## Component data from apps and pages
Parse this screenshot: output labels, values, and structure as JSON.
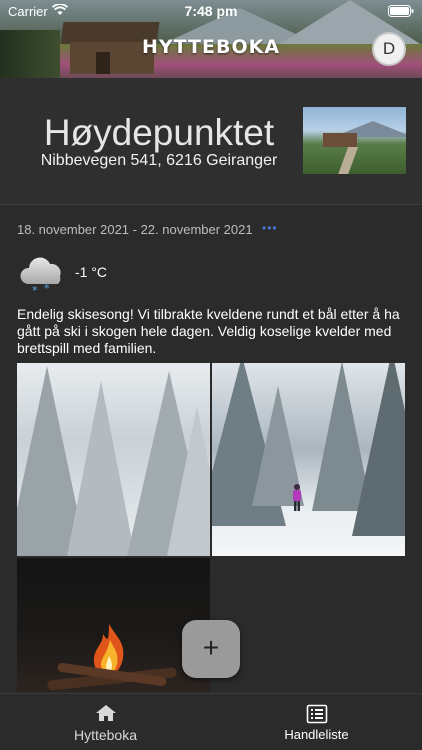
{
  "status": {
    "carrier": "Carrier",
    "time": "7:48 pm"
  },
  "header": {
    "title": "HYTTEBOKA",
    "avatar_initial": "D"
  },
  "cabin": {
    "name": "Høydepunktet",
    "address": "Nibbevegen 541, 6216 Geiranger"
  },
  "post": {
    "date_range": "18. november 2021 - 22. november 2021",
    "more_label": "•••",
    "weather": {
      "icon": "cloud-snow-icon",
      "temperature": "-1 °C"
    },
    "text": "Endelig skisesong! Vi tilbrakte kveldene rundt et bål etter å ha gått på ski i skogen hele dagen. Veldig koselige kvelder med brettspill med familien."
  },
  "fab": {
    "label": "+"
  },
  "tabbar": {
    "tabs": [
      {
        "label": "Hytteboka",
        "icon": "home-icon"
      },
      {
        "label": "Handleliste",
        "icon": "list-icon"
      }
    ]
  },
  "colors": {
    "background": "#2b2b2b",
    "accent": "#4a78d8",
    "fab": "#9a9a9a"
  }
}
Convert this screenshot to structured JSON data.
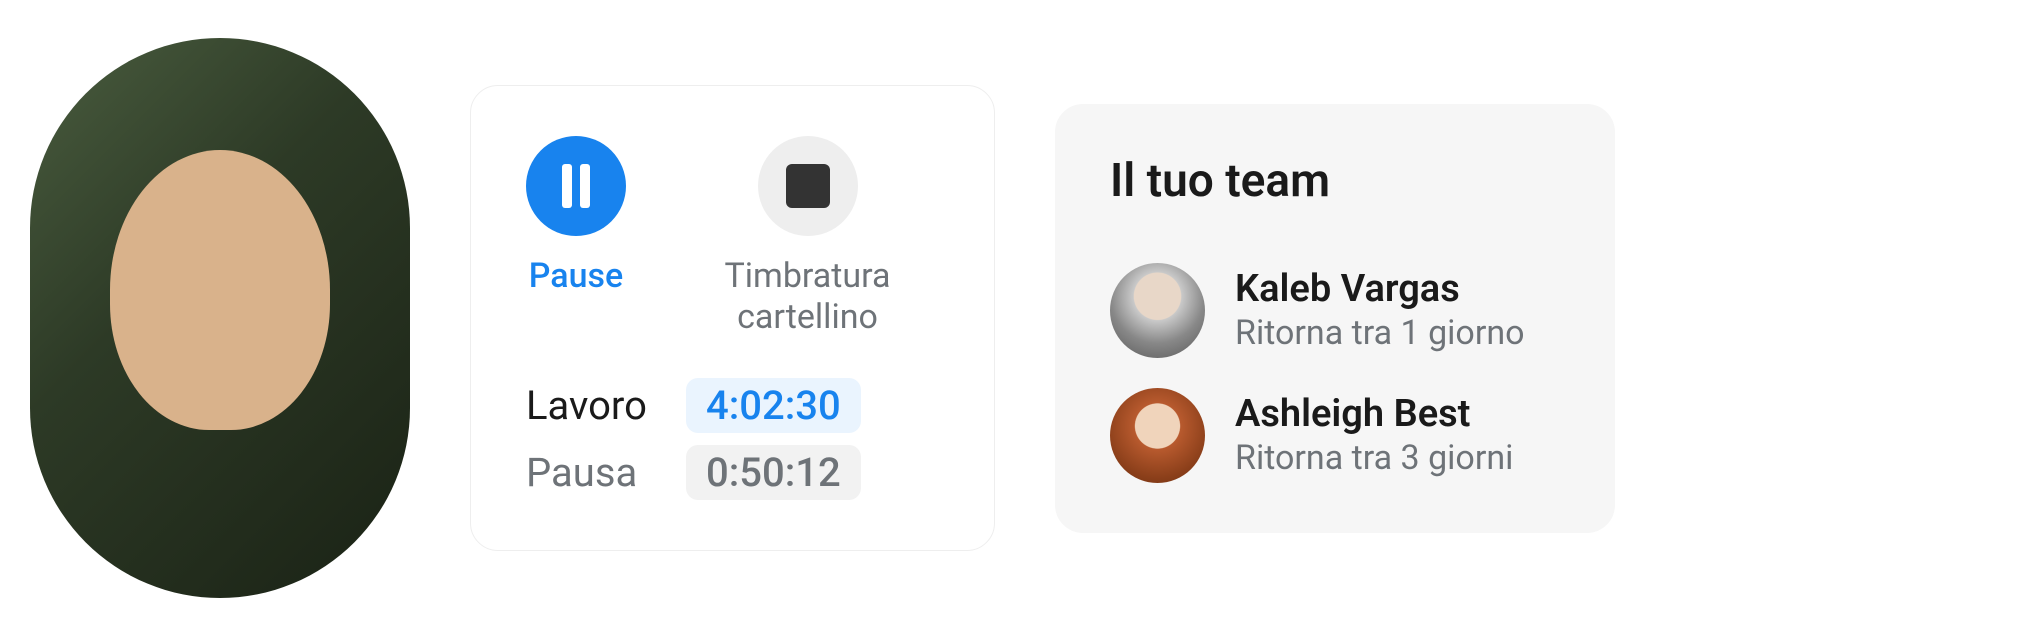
{
  "tracker": {
    "pause_label": "Pause",
    "clockout_label": "Timbratura cartellino",
    "rows": {
      "work": {
        "label": "Lavoro",
        "value": "4:02:30"
      },
      "break": {
        "label": "Pausa",
        "value": "0:50:12"
      }
    }
  },
  "team": {
    "title": "Il tuo team",
    "members": [
      {
        "name": "Kaleb Vargas",
        "status": "Ritorna tra 1 giorno"
      },
      {
        "name": "Ashleigh Best",
        "status": "Ritorna tra 3 giorni"
      }
    ]
  }
}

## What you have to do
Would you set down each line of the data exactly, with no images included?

## Solution
Parse this screenshot: output labels, values, and structure as JSON.
{
  "status": {
    "carrier": "Carrier",
    "time": "7:48 pm"
  },
  "header": {
    "title": "HYTTEBOKA",
    "avatar_initial": "D"
  },
  "cabin": {
    "name": "Høydepunktet",
    "address": "Nibbevegen 541, 6216 Geiranger"
  },
  "post": {
    "date_range": "18. november 2021 - 22. november 2021",
    "more_label": "•••",
    "weather": {
      "icon": "cloud-snow-icon",
      "temperature": "-1 °C"
    },
    "text": "Endelig skisesong! Vi tilbrakte kveldene rundt et bål etter å ha gått på ski i skogen hele dagen. Veldig koselige kvelder med brettspill med familien."
  },
  "fab": {
    "label": "+"
  },
  "tabbar": {
    "tabs": [
      {
        "label": "Hytteboka",
        "icon": "home-icon"
      },
      {
        "label": "Handleliste",
        "icon": "list-icon"
      }
    ]
  },
  "colors": {
    "background": "#2b2b2b",
    "accent": "#4a78d8",
    "fab": "#9a9a9a"
  }
}
Convert this screenshot to structured JSON data.
{
  "tracker": {
    "pause_label": "Pause",
    "clockout_label": "Timbratura cartellino",
    "rows": {
      "work": {
        "label": "Lavoro",
        "value": "4:02:30"
      },
      "break": {
        "label": "Pausa",
        "value": "0:50:12"
      }
    }
  },
  "team": {
    "title": "Il tuo team",
    "members": [
      {
        "name": "Kaleb Vargas",
        "status": "Ritorna tra 1 giorno"
      },
      {
        "name": "Ashleigh Best",
        "status": "Ritorna tra 3 giorni"
      }
    ]
  }
}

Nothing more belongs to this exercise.